• [ACTIVITY]
Reproduce each record in the listing below exactly as written.
________
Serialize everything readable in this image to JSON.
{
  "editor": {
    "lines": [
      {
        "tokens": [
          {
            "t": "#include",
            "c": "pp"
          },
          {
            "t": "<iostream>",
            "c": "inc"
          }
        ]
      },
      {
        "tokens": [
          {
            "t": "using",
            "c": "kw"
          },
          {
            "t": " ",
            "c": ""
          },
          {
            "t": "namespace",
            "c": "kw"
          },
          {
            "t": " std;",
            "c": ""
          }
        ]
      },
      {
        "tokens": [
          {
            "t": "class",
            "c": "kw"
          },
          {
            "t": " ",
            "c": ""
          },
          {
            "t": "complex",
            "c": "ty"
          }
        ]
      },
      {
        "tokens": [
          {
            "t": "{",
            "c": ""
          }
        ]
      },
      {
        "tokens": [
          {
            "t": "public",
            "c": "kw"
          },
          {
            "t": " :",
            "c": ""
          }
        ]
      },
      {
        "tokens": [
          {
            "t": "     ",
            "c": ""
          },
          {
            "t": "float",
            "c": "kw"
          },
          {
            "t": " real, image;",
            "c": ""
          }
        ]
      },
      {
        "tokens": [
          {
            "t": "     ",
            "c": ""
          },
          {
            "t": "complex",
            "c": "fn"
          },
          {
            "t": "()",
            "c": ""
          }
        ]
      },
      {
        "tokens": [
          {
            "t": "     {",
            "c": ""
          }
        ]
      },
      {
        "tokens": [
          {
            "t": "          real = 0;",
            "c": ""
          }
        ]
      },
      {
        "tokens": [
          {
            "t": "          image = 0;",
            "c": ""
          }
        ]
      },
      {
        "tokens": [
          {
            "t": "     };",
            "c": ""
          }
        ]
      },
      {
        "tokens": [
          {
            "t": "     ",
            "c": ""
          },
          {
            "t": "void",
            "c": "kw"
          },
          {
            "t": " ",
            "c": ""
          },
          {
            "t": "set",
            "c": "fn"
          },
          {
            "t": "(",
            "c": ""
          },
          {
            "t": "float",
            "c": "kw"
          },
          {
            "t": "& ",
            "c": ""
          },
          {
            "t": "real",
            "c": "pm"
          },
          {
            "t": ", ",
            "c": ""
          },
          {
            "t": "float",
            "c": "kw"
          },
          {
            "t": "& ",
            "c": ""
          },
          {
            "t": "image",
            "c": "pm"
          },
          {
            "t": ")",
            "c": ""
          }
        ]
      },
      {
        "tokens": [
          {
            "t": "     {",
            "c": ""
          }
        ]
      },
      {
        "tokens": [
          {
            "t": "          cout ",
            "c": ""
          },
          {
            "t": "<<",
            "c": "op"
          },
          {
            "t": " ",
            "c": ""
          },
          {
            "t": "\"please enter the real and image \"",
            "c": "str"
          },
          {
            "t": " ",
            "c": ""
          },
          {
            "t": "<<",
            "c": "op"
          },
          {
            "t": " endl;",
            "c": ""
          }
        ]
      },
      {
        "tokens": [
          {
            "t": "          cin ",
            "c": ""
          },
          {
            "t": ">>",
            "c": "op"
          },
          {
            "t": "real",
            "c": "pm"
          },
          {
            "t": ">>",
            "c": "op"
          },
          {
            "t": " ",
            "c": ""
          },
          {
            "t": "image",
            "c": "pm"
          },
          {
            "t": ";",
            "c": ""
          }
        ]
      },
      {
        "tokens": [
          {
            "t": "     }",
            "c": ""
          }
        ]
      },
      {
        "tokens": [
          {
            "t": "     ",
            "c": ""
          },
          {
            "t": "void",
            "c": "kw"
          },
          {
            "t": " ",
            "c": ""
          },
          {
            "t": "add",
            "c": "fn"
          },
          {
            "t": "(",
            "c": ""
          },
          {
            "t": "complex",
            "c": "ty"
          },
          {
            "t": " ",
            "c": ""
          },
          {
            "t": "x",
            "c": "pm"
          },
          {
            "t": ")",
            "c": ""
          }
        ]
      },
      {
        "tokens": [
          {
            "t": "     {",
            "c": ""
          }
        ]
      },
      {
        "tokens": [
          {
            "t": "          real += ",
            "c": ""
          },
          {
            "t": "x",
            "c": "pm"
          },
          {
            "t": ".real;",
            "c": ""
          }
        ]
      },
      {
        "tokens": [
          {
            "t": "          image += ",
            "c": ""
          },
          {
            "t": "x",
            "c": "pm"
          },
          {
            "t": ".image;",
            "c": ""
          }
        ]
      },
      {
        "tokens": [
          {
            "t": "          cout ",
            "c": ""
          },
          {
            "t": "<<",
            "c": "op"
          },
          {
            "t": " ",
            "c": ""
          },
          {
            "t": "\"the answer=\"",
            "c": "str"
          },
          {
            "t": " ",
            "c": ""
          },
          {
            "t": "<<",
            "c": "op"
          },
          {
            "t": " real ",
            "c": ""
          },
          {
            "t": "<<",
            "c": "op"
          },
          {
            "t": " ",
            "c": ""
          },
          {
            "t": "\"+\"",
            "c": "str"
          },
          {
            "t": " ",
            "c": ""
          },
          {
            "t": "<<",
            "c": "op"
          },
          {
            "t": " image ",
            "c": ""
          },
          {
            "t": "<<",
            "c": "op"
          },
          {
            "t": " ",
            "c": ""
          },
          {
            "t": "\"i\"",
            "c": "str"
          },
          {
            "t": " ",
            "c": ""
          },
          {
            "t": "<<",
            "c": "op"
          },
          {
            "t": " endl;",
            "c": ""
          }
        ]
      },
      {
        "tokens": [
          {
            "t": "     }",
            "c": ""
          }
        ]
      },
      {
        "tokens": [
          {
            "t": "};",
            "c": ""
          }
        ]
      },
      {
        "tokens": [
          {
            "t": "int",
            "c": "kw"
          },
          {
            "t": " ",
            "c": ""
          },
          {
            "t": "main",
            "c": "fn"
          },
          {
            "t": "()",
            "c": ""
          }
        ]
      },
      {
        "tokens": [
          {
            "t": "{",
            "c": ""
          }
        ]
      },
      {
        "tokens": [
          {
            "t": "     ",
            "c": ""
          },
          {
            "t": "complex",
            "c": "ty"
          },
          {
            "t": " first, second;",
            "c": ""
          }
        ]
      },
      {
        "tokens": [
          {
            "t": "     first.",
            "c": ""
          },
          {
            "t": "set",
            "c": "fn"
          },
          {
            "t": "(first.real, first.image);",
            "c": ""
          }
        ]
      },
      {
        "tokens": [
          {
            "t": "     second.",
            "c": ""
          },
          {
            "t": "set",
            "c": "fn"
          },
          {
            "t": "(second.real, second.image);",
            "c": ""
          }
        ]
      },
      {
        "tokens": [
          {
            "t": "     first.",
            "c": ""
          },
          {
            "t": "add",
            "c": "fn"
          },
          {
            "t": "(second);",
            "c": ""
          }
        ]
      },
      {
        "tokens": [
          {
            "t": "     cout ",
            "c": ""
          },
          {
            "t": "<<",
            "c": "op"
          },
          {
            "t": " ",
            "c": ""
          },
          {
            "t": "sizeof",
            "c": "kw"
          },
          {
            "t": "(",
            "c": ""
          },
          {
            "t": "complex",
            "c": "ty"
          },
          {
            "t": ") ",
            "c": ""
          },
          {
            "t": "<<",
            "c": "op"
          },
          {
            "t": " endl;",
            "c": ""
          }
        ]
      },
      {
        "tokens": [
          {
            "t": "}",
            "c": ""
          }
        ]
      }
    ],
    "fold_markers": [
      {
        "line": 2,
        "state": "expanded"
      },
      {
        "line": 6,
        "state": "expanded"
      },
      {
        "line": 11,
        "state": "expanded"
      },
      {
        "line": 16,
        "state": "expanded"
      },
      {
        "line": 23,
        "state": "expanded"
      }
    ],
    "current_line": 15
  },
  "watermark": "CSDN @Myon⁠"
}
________
• [OUTPUT FOR THIS TASK]
Serialize everything readable in this image to JSON.
{
  "editor": {
    "lines": [
      {
        "tokens": [
          {
            "t": "#include",
            "c": "pp"
          },
          {
            "t": "<iostream>",
            "c": "inc"
          }
        ]
      },
      {
        "tokens": [
          {
            "t": "using",
            "c": "kw"
          },
          {
            "t": " ",
            "c": ""
          },
          {
            "t": "namespace",
            "c": "kw"
          },
          {
            "t": " std;",
            "c": ""
          }
        ]
      },
      {
        "tokens": [
          {
            "t": "class",
            "c": "kw"
          },
          {
            "t": " ",
            "c": ""
          },
          {
            "t": "complex",
            "c": "ty"
          }
        ]
      },
      {
        "tokens": [
          {
            "t": "{",
            "c": ""
          }
        ]
      },
      {
        "tokens": [
          {
            "t": "public",
            "c": "kw"
          },
          {
            "t": " :",
            "c": ""
          }
        ]
      },
      {
        "tokens": [
          {
            "t": "     ",
            "c": ""
          },
          {
            "t": "float",
            "c": "kw"
          },
          {
            "t": " real, image;",
            "c": ""
          }
        ]
      },
      {
        "tokens": [
          {
            "t": "     ",
            "c": ""
          },
          {
            "t": "complex",
            "c": "fn"
          },
          {
            "t": "()",
            "c": ""
          }
        ]
      },
      {
        "tokens": [
          {
            "t": "     {",
            "c": ""
          }
        ]
      },
      {
        "tokens": [
          {
            "t": "          real = 0;",
            "c": ""
          }
        ]
      },
      {
        "tokens": [
          {
            "t": "          image = 0;",
            "c": ""
          }
        ]
      },
      {
        "tokens": [
          {
            "t": "     };",
            "c": ""
          }
        ]
      },
      {
        "tokens": [
          {
            "t": "     ",
            "c": ""
          },
          {
            "t": "void",
            "c": "kw"
          },
          {
            "t": " ",
            "c": ""
          },
          {
            "t": "set",
            "c": "fn"
          },
          {
            "t": "(",
            "c": ""
          },
          {
            "t": "float",
            "c": "kw"
          },
          {
            "t": "& ",
            "c": ""
          },
          {
            "t": "real",
            "c": "pm"
          },
          {
            "t": ", ",
            "c": ""
          },
          {
            "t": "float",
            "c": "kw"
          },
          {
            "t": "& ",
            "c": ""
          },
          {
            "t": "image",
            "c": "pm"
          },
          {
            "t": ")",
            "c": ""
          }
        ]
      },
      {
        "tokens": [
          {
            "t": "     {",
            "c": ""
          }
        ]
      },
      {
        "tokens": [
          {
            "t": "          cout ",
            "c": ""
          },
          {
            "t": "<<",
            "c": "op"
          },
          {
            "t": " ",
            "c": ""
          },
          {
            "t": "\"please enter the real and image \"",
            "c": "str"
          },
          {
            "t": " ",
            "c": ""
          },
          {
            "t": "<<",
            "c": "op"
          },
          {
            "t": " endl;",
            "c": ""
          }
        ]
      },
      {
        "tokens": [
          {
            "t": "          cin ",
            "c": ""
          },
          {
            "t": ">>",
            "c": "op"
          },
          {
            "t": "real",
            "c": "pm"
          },
          {
            "t": ">>",
            "c": "op"
          },
          {
            "t": " ",
            "c": ""
          },
          {
            "t": "image",
            "c": "pm"
          },
          {
            "t": ";",
            "c": ""
          }
        ]
      },
      {
        "tokens": [
          {
            "t": "     }",
            "c": ""
          }
        ]
      },
      {
        "tokens": [
          {
            "t": "     ",
            "c": ""
          },
          {
            "t": "void",
            "c": "kw"
          },
          {
            "t": " ",
            "c": ""
          },
          {
            "t": "add",
            "c": "fn"
          },
          {
            "t": "(",
            "c": ""
          },
          {
            "t": "complex",
            "c": "ty"
          },
          {
            "t": " ",
            "c": ""
          },
          {
            "t": "x",
            "c": "pm"
          },
          {
            "t": ")",
            "c": ""
          }
        ]
      },
      {
        "tokens": [
          {
            "t": "     {",
            "c": ""
          }
        ]
      },
      {
        "tokens": [
          {
            "t": "          real += ",
            "c": ""
          },
          {
            "t": "x",
            "c": "pm"
          },
          {
            "t": ".real;",
            "c": ""
          }
        ]
      },
      {
        "tokens": [
          {
            "t": "          image += ",
            "c": ""
          },
          {
            "t": "x",
            "c": "pm"
          },
          {
            "t": ".image;",
            "c": ""
          }
        ]
      },
      {
        "tokens": [
          {
            "t": "          cout ",
            "c": ""
          },
          {
            "t": "<<",
            "c": "op"
          },
          {
            "t": " ",
            "c": ""
          },
          {
            "t": "\"the answer=\"",
            "c": "str"
          },
          {
            "t": " ",
            "c": ""
          },
          {
            "t": "<<",
            "c": "op"
          },
          {
            "t": " real ",
            "c": ""
          },
          {
            "t": "<<",
            "c": "op"
          },
          {
            "t": " ",
            "c": ""
          },
          {
            "t": "\"+\"",
            "c": "str"
          },
          {
            "t": " ",
            "c": ""
          },
          {
            "t": "<<",
            "c": "op"
          },
          {
            "t": " image ",
            "c": ""
          },
          {
            "t": "<<",
            "c": "op"
          },
          {
            "t": " ",
            "c": ""
          },
          {
            "t": "\"i\"",
            "c": "str"
          },
          {
            "t": " ",
            "c": ""
          },
          {
            "t": "<<",
            "c": "op"
          },
          {
            "t": " endl;",
            "c": ""
          }
        ]
      },
      {
        "tokens": [
          {
            "t": "     }",
            "c": ""
          }
        ]
      },
      {
        "tokens": [
          {
            "t": "};",
            "c": ""
          }
        ]
      },
      {
        "tokens": [
          {
            "t": "int",
            "c": "kw"
          },
          {
            "t": " ",
            "c": ""
          },
          {
            "t": "main",
            "c": "fn"
          },
          {
            "t": "()",
            "c": ""
          }
        ]
      },
      {
        "tokens": [
          {
            "t": "{",
            "c": ""
          }
        ]
      },
      {
        "tokens": [
          {
            "t": "     ",
            "c": ""
          },
          {
            "t": "complex",
            "c": "ty"
          },
          {
            "t": " first, second;",
            "c": ""
          }
        ]
      },
      {
        "tokens": [
          {
            "t": "     first.",
            "c": ""
          },
          {
            "t": "set",
            "c": "fn"
          },
          {
            "t": "(first.real, first.image);",
            "c": ""
          }
        ]
      },
      {
        "tokens": [
          {
            "t": "     second.",
            "c": ""
          },
          {
            "t": "set",
            "c": "fn"
          },
          {
            "t": "(second.real, second.image);",
            "c": ""
          }
        ]
      },
      {
        "tokens": [
          {
            "t": "     first.",
            "c": ""
          },
          {
            "t": "add",
            "c": "fn"
          },
          {
            "t": "(second);",
            "c": ""
          }
        ]
      },
      {
        "tokens": [
          {
            "t": "     cout ",
            "c": ""
          },
          {
            "t": "<<",
            "c": "op"
          },
          {
            "t": " ",
            "c": ""
          },
          {
            "t": "sizeof",
            "c": "kw"
          },
          {
            "t": "(",
            "c": ""
          },
          {
            "t": "complex",
            "c": "ty"
          },
          {
            "t": ") ",
            "c": ""
          },
          {
            "t": "<<",
            "c": "op"
          },
          {
            "t": " endl;",
            "c": ""
          }
        ]
      },
      {
        "tokens": [
          {
            "t": "}",
            "c": ""
          }
        ]
      }
    ],
    "fold_markers": [
      {
        "line": 2,
        "state": "expanded"
      },
      {
        "line": 6,
        "state": "expanded"
      },
      {
        "line": 11,
        "state": "expanded"
      },
      {
        "line": 16,
        "state": "expanded"
      },
      {
        "line": 23,
        "state": "expanded"
      }
    ],
    "current_line": 15
  },
  "watermark": "CSDN @Myon⁠"
}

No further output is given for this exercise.